- Not a sunshine-happy read. (It is hopeful, though.)
*2017 update-this timeline is no longer in use*
Hello! Thanks for stopping by. Things are about to get shakin’ around here! In honor of that, I thought I’d create a nice little post with a “key” to the upcoming posts. I’ll update this list as posts are added for easy finding.
My ratings will be based on my enjoyment of the books on their own, not in comparison to one another. Here’s a key:
1-star: hated it!
2-star: didn’t like it.
3-star: it was ok.
4-star: really liked it.
5-star: loved it!
Tuesdays – Review of a book I’ve recently read. Simple, really. This will be a mixture of traditional- and self-published books. It may wind up leaning a little more one way and then another as my reading moods shift, but exclusivity for one or another is not my goal.
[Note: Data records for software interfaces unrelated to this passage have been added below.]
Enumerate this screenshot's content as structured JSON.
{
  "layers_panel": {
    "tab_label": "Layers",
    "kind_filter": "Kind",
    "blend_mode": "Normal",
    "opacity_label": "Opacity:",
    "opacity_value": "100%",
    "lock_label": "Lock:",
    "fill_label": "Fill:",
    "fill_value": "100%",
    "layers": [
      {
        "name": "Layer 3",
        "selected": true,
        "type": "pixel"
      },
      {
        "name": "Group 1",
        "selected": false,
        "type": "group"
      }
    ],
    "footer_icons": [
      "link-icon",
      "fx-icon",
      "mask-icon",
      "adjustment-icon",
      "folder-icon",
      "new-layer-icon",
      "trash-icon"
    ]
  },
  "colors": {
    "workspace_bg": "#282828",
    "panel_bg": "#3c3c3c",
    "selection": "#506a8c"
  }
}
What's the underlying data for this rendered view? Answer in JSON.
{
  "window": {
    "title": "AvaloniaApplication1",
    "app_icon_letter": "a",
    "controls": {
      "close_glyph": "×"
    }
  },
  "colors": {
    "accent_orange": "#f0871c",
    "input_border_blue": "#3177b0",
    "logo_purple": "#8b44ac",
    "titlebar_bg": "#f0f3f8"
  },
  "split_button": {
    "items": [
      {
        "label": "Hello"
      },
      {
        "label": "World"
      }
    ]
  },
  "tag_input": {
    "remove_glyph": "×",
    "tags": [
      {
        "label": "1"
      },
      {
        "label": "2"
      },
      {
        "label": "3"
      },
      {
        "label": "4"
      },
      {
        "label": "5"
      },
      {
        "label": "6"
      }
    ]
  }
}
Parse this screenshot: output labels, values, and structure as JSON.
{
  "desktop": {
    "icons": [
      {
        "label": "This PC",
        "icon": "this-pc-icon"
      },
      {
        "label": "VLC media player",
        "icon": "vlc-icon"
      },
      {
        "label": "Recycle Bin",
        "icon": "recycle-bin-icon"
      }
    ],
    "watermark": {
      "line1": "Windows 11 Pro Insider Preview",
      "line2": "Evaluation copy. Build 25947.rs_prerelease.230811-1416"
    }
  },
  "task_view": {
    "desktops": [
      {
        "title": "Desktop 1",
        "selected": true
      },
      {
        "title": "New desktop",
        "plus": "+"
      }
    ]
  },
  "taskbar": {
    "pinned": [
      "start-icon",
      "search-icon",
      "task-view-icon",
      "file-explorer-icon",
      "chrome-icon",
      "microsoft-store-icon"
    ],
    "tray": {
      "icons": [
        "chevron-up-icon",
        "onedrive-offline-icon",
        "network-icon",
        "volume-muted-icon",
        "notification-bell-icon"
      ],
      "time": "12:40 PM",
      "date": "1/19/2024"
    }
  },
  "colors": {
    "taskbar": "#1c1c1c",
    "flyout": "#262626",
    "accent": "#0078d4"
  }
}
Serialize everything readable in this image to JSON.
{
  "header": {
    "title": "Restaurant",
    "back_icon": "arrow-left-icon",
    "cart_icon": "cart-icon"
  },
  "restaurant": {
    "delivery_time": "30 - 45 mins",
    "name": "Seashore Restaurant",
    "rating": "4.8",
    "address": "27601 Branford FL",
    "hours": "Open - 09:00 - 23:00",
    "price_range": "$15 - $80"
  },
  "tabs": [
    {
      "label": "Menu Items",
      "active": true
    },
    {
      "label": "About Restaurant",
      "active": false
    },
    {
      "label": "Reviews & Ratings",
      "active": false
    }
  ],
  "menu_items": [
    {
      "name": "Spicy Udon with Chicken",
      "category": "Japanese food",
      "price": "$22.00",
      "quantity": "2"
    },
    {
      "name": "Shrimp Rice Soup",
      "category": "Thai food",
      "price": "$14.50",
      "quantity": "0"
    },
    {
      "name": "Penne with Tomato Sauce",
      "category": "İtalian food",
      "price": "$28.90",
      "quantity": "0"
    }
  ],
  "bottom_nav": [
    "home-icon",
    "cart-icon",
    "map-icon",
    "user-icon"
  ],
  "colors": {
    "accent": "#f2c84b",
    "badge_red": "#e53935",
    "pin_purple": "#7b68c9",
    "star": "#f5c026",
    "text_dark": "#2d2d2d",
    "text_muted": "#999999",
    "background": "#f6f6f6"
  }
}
Alternating Thursdays – “From the Vault.” From the Vault is a series which features books that I read sometime in the past, but did not review. From the Vault may also feature reviews which I have previously written and posted to my first blog, The Midnight Hobbyist. For the most part, these are going to be books that I loved, since those which did not make a lasting impression are obviously not much for being remembered.
Alternating Fridays – “Resources!” This is a review of one of the resources listed on my Resource page. If I’m going to suggest a resource, certainly I should be able to tell you why, right?
I look forward to sharing my thoughts with you, crazy blog-o-sphere, and hope to see you around!
From the Vault